▶ **Problem to work on**
From the entries below, work out how many lines contain the string "desc"; answer with the number alone.

[Dataset records]
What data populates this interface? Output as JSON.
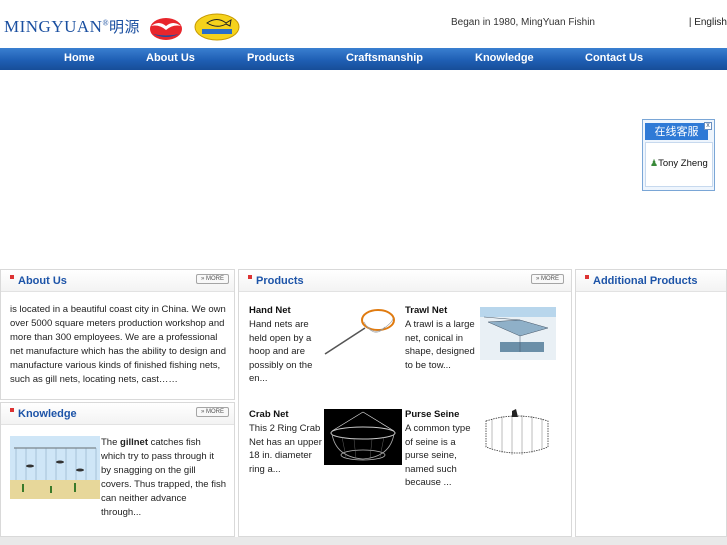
{
  "header": {
    "logo_text": "MINGYUAN",
    "logo_reg": "®",
    "logo_cn": "明源",
    "logo_icons": [
      "bird-logo-icon",
      "bigfish-logo-icon"
    ],
    "tagline": "Began in 1980, MingYuan Fishin",
    "language": "| English"
  },
  "nav": {
    "items": [
      {
        "label": "Home"
      },
      {
        "label": "About Us"
      },
      {
        "label": "Products"
      },
      {
        "label": "Craftsmanship"
      },
      {
        "label": "Knowledge"
      },
      {
        "label": "Contact Us"
      }
    ],
    "colors": {
      "bar": "#1f5fb4",
      "text": "#ffffff"
    }
  },
  "chat": {
    "title": "在线客服",
    "close": "x",
    "agent": "Tony Zheng",
    "agent_icon": "user-group-icon"
  },
  "about": {
    "title": "About Us",
    "more": "» MORE",
    "text": "is located in a beautiful coast city in China. We own over 5000 square meters production workshop and more than 300 employees. We are a professional net manufacture which has the ability to design and manufacture various kinds of finished fishing nets, such as gill nets, locating nets, cast……"
  },
  "knowledge": {
    "title": "Knowledge",
    "more": "» MORE",
    "text_pre": "The ",
    "text_bold": "gillnet",
    "text_post": " catches fish which try to pass through it by snagging on the gill covers. Thus trapped, the fish can neither advance through..."
  },
  "products": {
    "title": "Products",
    "more": "» MORE",
    "items": [
      {
        "name": "Hand Net",
        "desc": "Hand nets are held open by a hoop and are possibly on the en..."
      },
      {
        "name": "Trawl Net",
        "desc": "A trawl is a large net, conical in shape, designed to be tow..."
      },
      {
        "name": "Crab Net",
        "desc": "This 2 Ring Crab Net has an upper 18 in. diameter ring a..."
      },
      {
        "name": "Purse Seine",
        "desc": "A common type of seine is a purse seine, named such because ..."
      }
    ]
  },
  "additional": {
    "title": "Additional Products"
  },
  "colors": {
    "accent": "#1d54a8",
    "flag": "#dd3333"
  }
}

▶ **Exercise answer**
4